How Many Amino Acids are Non-Essential

How many amino acids are “non-essential” (meaning your body makes them)? These are listed as: arginine, alanine, asparagine, aspartate (aspartic acid), cysteine, glutamate (glutamic acid), glutamine, glycine, proline, serine, tyrosine (interchangeable with phenylalanine), selenocysteine, and pyrrolysine. Although pyrrolysine is not used by humans.

Semi-Essential Amino Acids

However, how many amino acids from one of the above groups are actually conditional or “semi-essential” amino acids? These are: arginine, cysteine, glycine, glutamine, proline, serine, tyrosine.

There are 22 Amino Acids

These above are the 20 more well-known amino acids; however, just how many amino acids exist actually are counted as being over 200 in numbers, but the 22 proteinogenic amino acids are the ones that are commonly known.

These more commonly known aminos can be found in food (all meat such as beef, pork, chicken, seafood, and even eggs are excellent sources of all 22 amino acids). They can also be bought as amino acid supplements individually or as a complex of many in balanced forms for their health benefits.

But haven’t we missed some? What about ornithine and citrulline?
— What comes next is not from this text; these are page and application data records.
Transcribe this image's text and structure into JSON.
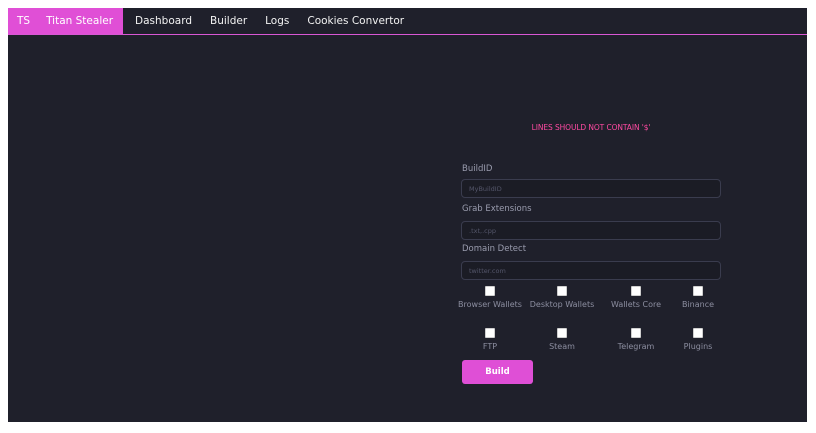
{
  "nav": {
    "brand": "TS",
    "title": "Titan Stealer",
    "links": [
      "Dashboard",
      "Builder",
      "Logs",
      "Cookies Convertor"
    ]
  },
  "form": {
    "warning": "LINES SHOULD NOT CONTAIN '$'",
    "build_id_label": "BuildID",
    "build_id_placeholder": "MyBuildID",
    "grab_label": "Grab Extensions",
    "grab_placeholder": ".txt,.cpp",
    "domain_label": "Domain Detect",
    "domain_placeholder": "twitter.com",
    "options": [
      {
        "label": "Browser Wallets",
        "checked": false
      },
      {
        "label": "Desktop Wallets",
        "checked": false
      },
      {
        "label": "Wallets Core",
        "checked": false
      },
      {
        "label": "Binance",
        "checked": false
      },
      {
        "label": "FTP",
        "checked": false
      },
      {
        "label": "Steam",
        "checked": false
      },
      {
        "label": "Telegram",
        "checked": false
      },
      {
        "label": "Plugins",
        "checked": false
      }
    ],
    "build_button": "Build"
  },
  "colors": {
    "accent": "#e04fd6",
    "background": "#1f202b",
    "warning": "#ff4aa2"
  }
}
Just as phenylalanine and tyrosine are interchangeable, so are ornithine, citrulline, and arginine. Although they have different chemical structures, they have similar benefits and effects on the body and can be interchanged in the diet. For example, both arginine and citrulline act to increase nitric oxide in the body.

How many amino acids have you had in your diet today?

Recommended Daily Intakes for Essential Aminos

Here are the recommended daily intakes in milligrams per kilogram of body weight. These recommendations are made by the World Health Organization. Here is an in depth guide from the WHO on the calculations behind the recommended daily intakes.

  • Valine: 26mg per kg
  • Tyrptophan: 4mg per kg
  • Threonine: 15mg per kg
  • Phenylalanine and Tyrosine: 25mg per kg
  • Methionine and Cysteine: 15mg per kg
  • Lysine: 30mg per kg
  • Leucine: 39mg per kg
  • Isoleucine: 29mg per kg
  • Histidine: 10mg per kg


Wikipedia’s Table of Amino Acids

Can Taurine Protect The Liver From Environmental Damage And Disease?

A Japanese study has shown that treatment with taurine can protect against xenobiotics-induced liver damages. Could this lead to a new treatment for cirrhosis and other forms of liver disease?

There are over 100 forms of liver disease, some of which lead to cirrhosis. Cirrhosis, a condition where the liver is permanently damaged by scarring, is the end form of many liver diseases.  The damaged cirrhotic liver can’t remove toxins, which accumulate in the blood and can lead to death. The overall mortality rate for drug-induced liver injury is about 5%.

Some liver diseases, including cirrhosis, are caused by xenobiotics, which are drugs and environmental chemicals. Such drugs can include acetaminophen, a very common pain reliever found in paracetamol. The risk is much higher in illegal drugs synthesized from bromobenzene, such as PCP.

The liver is particularly prone to xenobiotics-induced injury because of its role in filtering and removing toxins.

Can the liver be protected by taurine?

A study by T Miyazaki and Y Matsuzaki, from Tokyo Medical University, Japan, investigated the protective effects of the amino acid taurine.

Taurine has many functions, and is present in most of our tissues. It’s found throughout our bodies, particularly in our central nervous system, skeletal muscle, heart, and liver.

We produce taurine from food, especially foods high in B6, such as seafood. Taurine is biosynthesized in the liver. It has even been shown to prevent liver disease and cirrhosis in rats.

Taurine affects human livers, too. People with liver disease often have low levels of taurine in their hepatic system. And serious liver damages were observed in the pericentral region of the liver in patients with severely depleted liver taurine levels.

The study showed that taurine treatment was a useful agent for xenobiotics-induced liver damages.

The risk for developing xenobiotics-induced injury will be greatly reduced if people ensure they follow all directions on packages, follow guidelines for safe alcohol consumption, and avoid illegal drugs.